- _Material for this exercise_

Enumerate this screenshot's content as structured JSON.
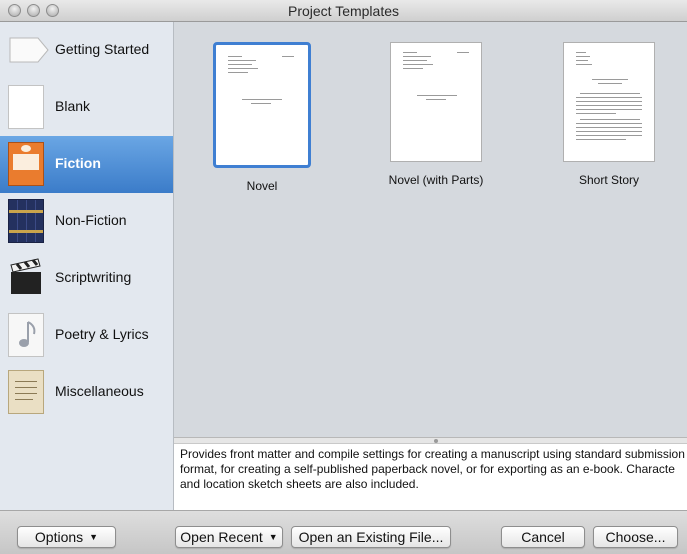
{
  "window": {
    "title": "Project Templates"
  },
  "sidebar": {
    "items": [
      {
        "label": "Getting Started",
        "icon": "arrow-document-icon",
        "selected": false
      },
      {
        "label": "Blank",
        "icon": "blank-page-icon",
        "selected": false
      },
      {
        "label": "Fiction",
        "icon": "book-cover-icon",
        "selected": true
      },
      {
        "label": "Non-Fiction",
        "icon": "books-icon",
        "selected": false
      },
      {
        "label": "Scriptwriting",
        "icon": "clapperboard-icon",
        "selected": false
      },
      {
        "label": "Poetry & Lyrics",
        "icon": "music-note-page-icon",
        "selected": false
      },
      {
        "label": "Miscellaneous",
        "icon": "ornament-page-icon",
        "selected": false
      }
    ]
  },
  "templates": [
    {
      "label": "Novel",
      "selected": true
    },
    {
      "label": "Novel (with Parts)",
      "selected": false
    },
    {
      "label": "Short Story",
      "selected": false
    }
  ],
  "description": {
    "lines": [
      "Provides front matter and compile settings for creating a manuscript using standard submission",
      "format, for creating a self-published paperback novel, or for exporting as an e-book. Characte",
      "and location sketch sheets are also included."
    ]
  },
  "buttons": {
    "options": "Options",
    "open_recent": "Open Recent",
    "open_existing": "Open an Existing File...",
    "cancel": "Cancel",
    "choose": "Choose..."
  },
  "colors": {
    "selection": "#3b7cc9",
    "accent_border": "#3f7fd2"
  }
}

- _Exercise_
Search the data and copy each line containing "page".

- _Your response_
        "icon": "blank-page-icon",
        "icon": "music-note-page-icon",
        "icon": "ornament-page-icon",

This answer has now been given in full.